Generally, a receptor and its associated hormone (or other chemical) ligand are often thought of as a lock-and-key, in which the ligand as the “key” fits perfectly into the receptor which is the “lock”. This results in a biological response––with “the key” ultimately being released intact from the receptor. Authors of the attached article, and another (independent) paper in Nat Chem Biol (by de Saint Germain et al.) show that the mechanism is different, … for a plant hormone family known as strigolactones.
The strigolactone receptor protein cleaves strigolactone and forms a covalent bond between the receptor and a cleaved hormone fragment called the D-ring. This triggers a dramatic change in the shape of the receptor, exposing surfaces that can interact with signaling partners. Analysis of Arabidopsis thaliana (tiny mustard plant) mutant d14-5 show that the AtD14(G158E) mutant maintains enzyme activity to hydrolyze strigolactone, but fails to efficiently interact with D3/MAX2 and loses the ability to act as a receptor that triggers strigolactone-signaling in plant cultures. These intriguing findings uncover a novel mechanism underlying the allosteric activation of AtD14 by strigolactone hydrolysis into a covalently-linked intermediate molecule, and define AtD14 as a noncanonical hormone receptor with dual functions to generate and sense the active form of strigolactone.

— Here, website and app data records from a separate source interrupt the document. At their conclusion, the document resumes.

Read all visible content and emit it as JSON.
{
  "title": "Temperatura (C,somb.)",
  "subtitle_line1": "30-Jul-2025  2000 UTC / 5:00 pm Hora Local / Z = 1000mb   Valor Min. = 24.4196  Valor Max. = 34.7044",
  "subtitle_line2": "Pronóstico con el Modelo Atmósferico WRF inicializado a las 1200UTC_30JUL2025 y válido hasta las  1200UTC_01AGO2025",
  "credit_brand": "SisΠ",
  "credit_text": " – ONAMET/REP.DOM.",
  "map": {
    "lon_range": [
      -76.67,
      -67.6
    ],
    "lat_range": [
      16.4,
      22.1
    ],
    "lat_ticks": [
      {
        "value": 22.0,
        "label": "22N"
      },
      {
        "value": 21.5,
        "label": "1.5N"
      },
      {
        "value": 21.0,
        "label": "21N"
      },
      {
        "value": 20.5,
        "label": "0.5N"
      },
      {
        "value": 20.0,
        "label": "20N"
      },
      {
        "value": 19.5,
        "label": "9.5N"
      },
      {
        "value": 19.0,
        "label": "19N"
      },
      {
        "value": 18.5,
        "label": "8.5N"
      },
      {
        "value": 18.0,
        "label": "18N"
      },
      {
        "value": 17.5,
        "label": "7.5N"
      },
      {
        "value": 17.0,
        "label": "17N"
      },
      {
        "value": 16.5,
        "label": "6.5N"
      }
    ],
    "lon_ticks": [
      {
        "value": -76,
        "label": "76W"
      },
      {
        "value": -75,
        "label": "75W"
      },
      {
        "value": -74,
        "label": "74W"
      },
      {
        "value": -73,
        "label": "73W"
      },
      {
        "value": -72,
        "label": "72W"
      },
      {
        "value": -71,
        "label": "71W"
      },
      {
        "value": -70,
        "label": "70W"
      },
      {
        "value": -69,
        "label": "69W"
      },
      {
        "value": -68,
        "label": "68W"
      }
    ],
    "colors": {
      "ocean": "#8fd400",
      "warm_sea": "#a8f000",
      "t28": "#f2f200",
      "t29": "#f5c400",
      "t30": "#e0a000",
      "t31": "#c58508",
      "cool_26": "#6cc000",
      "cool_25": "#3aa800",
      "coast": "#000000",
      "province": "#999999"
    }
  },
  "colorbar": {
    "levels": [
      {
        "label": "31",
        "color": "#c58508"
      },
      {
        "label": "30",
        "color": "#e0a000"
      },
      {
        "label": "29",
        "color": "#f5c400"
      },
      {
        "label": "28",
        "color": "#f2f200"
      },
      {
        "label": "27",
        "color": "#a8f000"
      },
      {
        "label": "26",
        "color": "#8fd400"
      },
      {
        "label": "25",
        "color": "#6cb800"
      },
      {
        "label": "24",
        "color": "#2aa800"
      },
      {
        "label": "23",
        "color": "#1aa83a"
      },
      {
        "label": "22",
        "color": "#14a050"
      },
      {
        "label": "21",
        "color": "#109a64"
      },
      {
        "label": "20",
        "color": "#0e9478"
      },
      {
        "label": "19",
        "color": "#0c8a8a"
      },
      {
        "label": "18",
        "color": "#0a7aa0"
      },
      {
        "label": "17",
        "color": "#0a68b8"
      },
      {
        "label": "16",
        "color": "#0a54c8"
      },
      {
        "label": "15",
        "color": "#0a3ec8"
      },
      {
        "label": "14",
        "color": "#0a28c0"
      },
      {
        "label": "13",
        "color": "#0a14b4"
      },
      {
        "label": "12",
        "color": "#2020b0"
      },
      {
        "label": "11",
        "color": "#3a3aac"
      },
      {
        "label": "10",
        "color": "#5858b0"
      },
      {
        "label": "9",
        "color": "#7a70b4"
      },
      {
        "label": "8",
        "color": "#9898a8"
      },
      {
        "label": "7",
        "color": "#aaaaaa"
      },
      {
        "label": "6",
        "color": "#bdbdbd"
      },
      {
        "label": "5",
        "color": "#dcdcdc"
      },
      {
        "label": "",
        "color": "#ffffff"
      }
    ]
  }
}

[ P.S. I see that the total size of attachments = ~21 MB, which might not be accepted by all email participants. 🙁 ]
Nature 25 Aug 2o16; 536: 469–473 [article] and pp 402–404 [News-N-Views]